You Don’t Wake Up One Day Hating Your Body, And You Don’t Wake Up One Day Loving It…
I was told the line that women who were overweight did not lead very good lives, in fact a prison sentence would be less harmful than being fat according to my thin mother. A nonchalant comment made me internalize it and I decided to NEVER get fat, but I was visited by the fat fairy in fourth grade. It was when a magazine said, “Dress For Your Type” and I innocently asked what my type was. My aunt said “Stocky” and when I looked that up, it wasn’t the svelte woman I wanted, and fought for four decades to be.
In my Indiana town, thin was always in, and when I was in marching band, I was in the drumline and I leaved VERY QUICKLY what body types were desirable. Not mine. I was stocky, pale, had big boobs that sagged as teen, a belly, and a funny looking butt. I learned daily that the pom pon girls were perfection with boobs that did not droop, pretty faces, tiny waists and asses you could bounce quarters off of. Mr. Meade told me I’d find a cute guy in the drumline. Well he LIED. I watched every drummer I was interested in date every cute pom pon and color guard girl and I was forgotten. I thought college would be better. As a legacy, I was a shoo in to the sorority and a shoo into the misogyny of the frat boys. My friend Katie pledged with me and she was the blonde haired, blue eyed, nice bodied picture of perfection. My large teats that sagged even more were a liability. Our pictures were on the door of our house and the fraternity we hung out with “rated” us. Katie was a shot. I was two or three cases. I wasn’t the best but I wasn’t the worst, and when I went for five dollars to clean up puke at a frat party, I questioned myself. I asked the males WHY I wasn’t deemed desirable and they all said, “your boobs”. Real boobs are large and saggy not like what you see in a skin magazine and guys expect that. When they saw my boobs resting softy and not jutting out like most the women in the 1990’s, they were disappointed and I was just not desirable…. However, I did find someone to overlook my sick, sagging udders and he was cute and we’re still married today.
I thought after marriage this would end, but as a server, I was not the “hawt” one.
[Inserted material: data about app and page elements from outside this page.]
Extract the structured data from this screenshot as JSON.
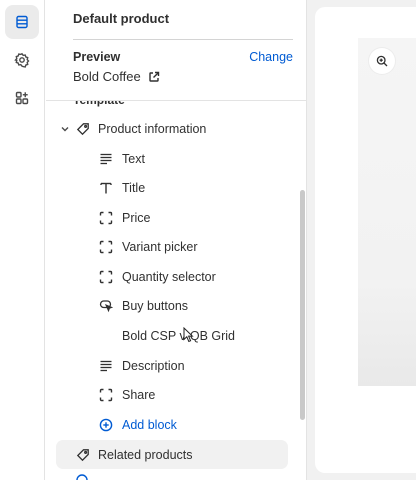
{
  "rail": {
    "items": [
      {
        "icon": "sections-icon",
        "active": true
      },
      {
        "icon": "gear-icon",
        "active": false
      },
      {
        "icon": "apps-icon",
        "active": false
      }
    ]
  },
  "panel": {
    "title": "Default product",
    "preview_label": "Preview",
    "preview_value": "Bold Coffee",
    "change_label": "Change",
    "template_heading": "Template"
  },
  "tree": {
    "group_label": "Product information",
    "blocks": [
      {
        "label": "Text",
        "icon": "text-lines-icon"
      },
      {
        "label": "Title",
        "icon": "title-t-icon"
      },
      {
        "label": "Price",
        "icon": "block-frame-icon"
      },
      {
        "label": "Variant picker",
        "icon": "block-frame-icon"
      },
      {
        "label": "Quantity selector",
        "icon": "block-frame-icon"
      },
      {
        "label": "Buy buttons",
        "icon": "buy-cursor-icon"
      },
      {
        "label": "Bold CSP v-QB Grid",
        "icon": ""
      },
      {
        "label": "Description",
        "icon": "text-lines-icon"
      },
      {
        "label": "Share",
        "icon": "block-frame-icon"
      }
    ],
    "add_block_label": "Add block",
    "related_label": "Related products"
  },
  "colors": {
    "link": "#005bd3",
    "text": "#303030",
    "highlight": "#f1f1f1"
  }
}
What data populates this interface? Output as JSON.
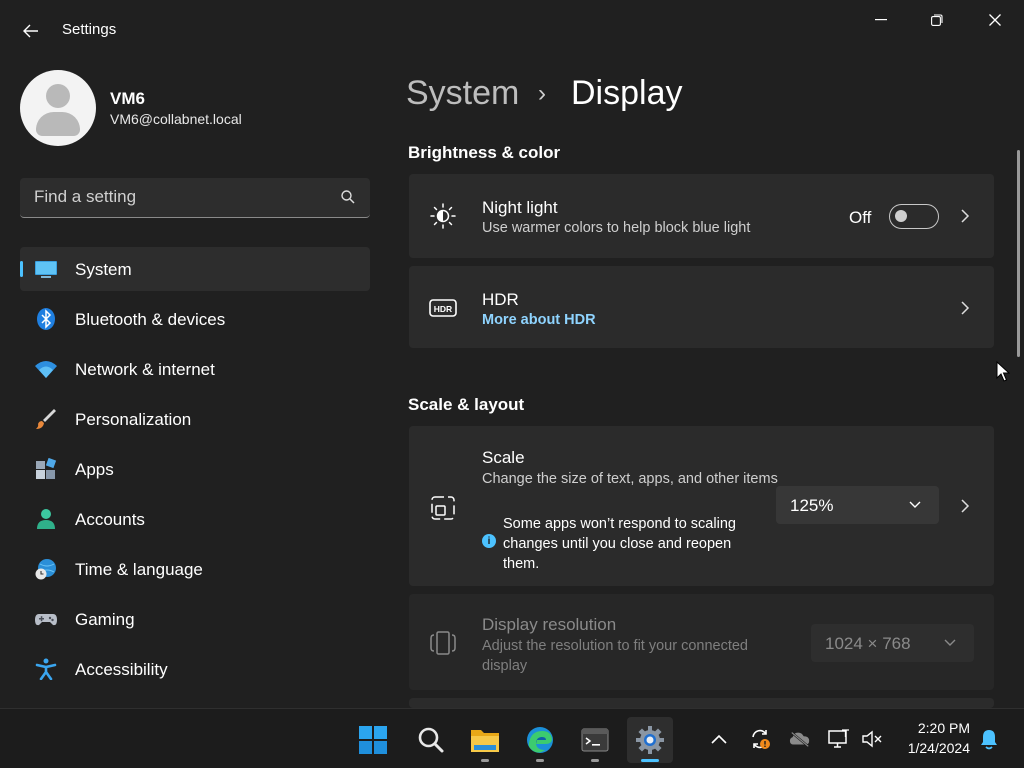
{
  "app": {
    "title": "Settings",
    "back_icon": "back-arrow-icon",
    "window_controls": [
      "minimize-icon",
      "restore-icon",
      "close-icon"
    ]
  },
  "profile": {
    "name": "VM6",
    "email": "VM6@collabnet.local"
  },
  "search": {
    "placeholder": "Find a setting",
    "icon": "search-icon"
  },
  "sidebar": {
    "active_index": 0,
    "accent": "#4cc2ff",
    "items": [
      {
        "label": "System",
        "icon": "system-icon"
      },
      {
        "label": "Bluetooth & devices",
        "icon": "bluetooth-icon"
      },
      {
        "label": "Network & internet",
        "icon": "wifi-icon"
      },
      {
        "label": "Personalization",
        "icon": "brush-icon"
      },
      {
        "label": "Apps",
        "icon": "apps-icon"
      },
      {
        "label": "Accounts",
        "icon": "accounts-icon"
      },
      {
        "label": "Time & language",
        "icon": "time-language-icon"
      },
      {
        "label": "Gaming",
        "icon": "gamepad-icon"
      },
      {
        "label": "Accessibility",
        "icon": "accessibility-icon"
      }
    ]
  },
  "breadcrumb": {
    "parent": "System",
    "separator": "›",
    "current": "Display"
  },
  "sections": {
    "brightness": {
      "title": "Brightness & color",
      "night_light": {
        "title": "Night light",
        "subtitle": "Use warmer colors to help block blue light",
        "state_label": "Off",
        "on": false
      },
      "hdr": {
        "title": "HDR",
        "link": "More about HDR"
      }
    },
    "scale_layout": {
      "title": "Scale & layout",
      "scale": {
        "title": "Scale",
        "subtitle": "Change the size of text, apps, and other items",
        "note": "Some apps won’t respond to scaling changes until you close and reopen them.",
        "value": "125%"
      },
      "resolution": {
        "title": "Display resolution",
        "subtitle": "Adjust the resolution to fit your connected display",
        "value": "1024 × 768",
        "disabled": true
      }
    }
  },
  "taskbar": {
    "apps": [
      "start-icon",
      "search-icon",
      "file-explorer-icon",
      "edge-icon",
      "terminal-icon",
      "settings-icon"
    ],
    "tray": [
      "chevron-up-icon",
      "sync-icon",
      "onedrive-icon",
      "display-icon",
      "volume-muted-icon"
    ],
    "time": "2:20 PM",
    "date": "1/24/2024",
    "notification_icon": "bell-icon"
  }
}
I was the fat one that the cops and firefighters cringed when they got me. I had to smile sweetly and say, “I thought I was the cute one” when guys asked for the cute one. A sense of humor hid a deep hurt. This went on a lot longer than I thought. It permeated my job search when I was shoved out of the office and a very sexy brunette’s interview took a half hours. It’s hard when one’s advancement in the world is based on looks. Friends mean well and say “but you are beautiful” because WHO wants to see their friend sad. I always dodge the question when I am asked. I say, “Hey, you’re pretty awesome.” This looks deal caused me to spiral into a deep depression. I had friends who were on the “Team Beautiful” and friends who were more realistic. One said, “Okay, you are not beautiful but not a lot of people are. Your husband adores you and so do your kids. Why do you have to prove beautiful to the world?” And she’s right.
It took a few years and some therapy, but I have accepted that I am not beautiful, but hey, life isn’t that bad. I have a good job and good friends and obsessing over one’s looks as bad as I did was not healthy. However, it is hard to unlearn what we are taught. It doesn’t take a day and you wake up and say, “Wow! I am a hottie botottie!” No. I accept who I am and that I am more than a boob fetishists delight, and I seem to attract those. I have to move on and be okay. There is more to life for me than my looks.